- Automobiles (up to a certain value)
- Necessary clothing
- Necessary furniture
- Household appliances
- Jewelry (up to a certain value)
- Tools of their profession or trade
- Public benefits such as Social Security
When that process is complete, any remaining debts are discharged – the slate is wiped clean.
Filing for Chapter 13 bankruptcy is very similar to the process for Chapter 7. Credit counseling is required, and the court asks for detailed financial records. Someone filing for Chapter 13 bankruptcy must have an income high enough to make the monthly payments. Their debt also must be below a certain threshold to be eligible.
Though the payments typically continue for 3 to 5 years, most collection activity stops immediately when Chapter 13 bankruptcy is filed. This includes collections notices, calls, wage garnishments, bank levies, and even some foreclosure activity.
Chapter 11 bankruptcy is the most common form of bankruptcy for businesses. While an individual can file Chapter 11, it is challenging to meet the requirements on your own. Chapter 11 bankruptcy allows companies to reorganize their debts – making it the best option for those who want to keep their business going.
This type of bankruptcy can be very complicated. The company must propose a detailed reorganization plan. They often have to negotiate the arrangement with creditors. If both parties cannot agree on a reorganization plan, the bankruptcy may be altered to a Chapter 7 filing, or the case may be discharged altogether.
Chapter 11 bankruptcy can provide businesses with a fresh start. Still, it can also result in at least partial ownership being relinquished to creditors. Business owners must weigh the costs with the benefits when considering whether bankruptcy is the right move.
Speak to an Experienced Bankruptcy Attorney Today
This article is intended to be helpful and informative. But even common legal matters can become complex and stressful.
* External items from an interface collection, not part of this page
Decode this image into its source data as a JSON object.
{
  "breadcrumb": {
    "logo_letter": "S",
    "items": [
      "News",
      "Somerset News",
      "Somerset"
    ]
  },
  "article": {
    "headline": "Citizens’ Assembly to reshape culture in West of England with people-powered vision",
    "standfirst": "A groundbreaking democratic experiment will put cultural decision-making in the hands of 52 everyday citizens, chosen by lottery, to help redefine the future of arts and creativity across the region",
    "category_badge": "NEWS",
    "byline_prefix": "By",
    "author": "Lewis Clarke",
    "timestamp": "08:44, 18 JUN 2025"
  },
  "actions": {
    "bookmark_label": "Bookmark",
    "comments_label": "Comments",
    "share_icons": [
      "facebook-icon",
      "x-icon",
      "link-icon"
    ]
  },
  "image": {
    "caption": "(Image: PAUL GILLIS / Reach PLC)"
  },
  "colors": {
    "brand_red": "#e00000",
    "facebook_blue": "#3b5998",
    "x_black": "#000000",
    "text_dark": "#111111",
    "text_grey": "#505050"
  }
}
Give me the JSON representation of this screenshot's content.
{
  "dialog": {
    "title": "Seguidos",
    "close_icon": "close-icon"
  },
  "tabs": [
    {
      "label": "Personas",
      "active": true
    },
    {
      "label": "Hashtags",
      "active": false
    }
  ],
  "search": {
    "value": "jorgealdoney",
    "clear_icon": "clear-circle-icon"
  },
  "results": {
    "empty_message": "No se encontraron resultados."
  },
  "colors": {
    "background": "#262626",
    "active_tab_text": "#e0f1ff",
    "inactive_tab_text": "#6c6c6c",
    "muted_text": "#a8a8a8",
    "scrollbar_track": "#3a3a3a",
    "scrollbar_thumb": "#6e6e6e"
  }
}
A qualified bankruptcy lawyer can address your particular legal needs, explain the law, and represent you in court. Take the first step now and contact a local bankruptcy attorney to discuss your specific legal situation.
Additional Bankruptcy Articles
- What Is Bankruptcy?
- How to File Bankruptcy
- Property Exempt from Bankruptcy
- The First Step In Filing For Bankruptcy
- The Difference Between Secured Debt and Unsecured Debt
- How a Bankruptcy Attorney Can Help You
- Bankruptcy Law: Basic Concepts
- Everything You Need to Know About Unemployment and Bankruptcy
- Options to Avoid Filing Bankruptcy
- What is the Difference Between a Chapter 7 and a Chapter 13 Bankruptcy?
- Chapter 7 Means Test
- How to approach a free consultation with a bankruptcy attorney
- What Is Student Loan Forgiveness?
- How Have Bankruptcy Laws Recently Changed?
- Will Filing for Bankruptcy Stop the Bill Collectors?
- What is the Homestead Exemption in Bankruptcy?
- Debts That Usually Remain After Bankruptcy
- What Is Fraudulent Conveyance and How Can I Avoid it?
- How Often Can I File for Bankruptcy?
- Bankruptcy Trustee FAQ
- Important Bankruptcy Rules
- How Much Does Bankruptcy Cost?
- What Happens When You File for Bankruptcy?
- What Happens to Student Loans in Bankruptcy Cases?
- How Long Does Bankruptcy Stay on My Credit Report?
- Can You Buy a House After Bankruptcy?
- What is Medical Bankruptcy?
- How to Teach Your Kids About Debt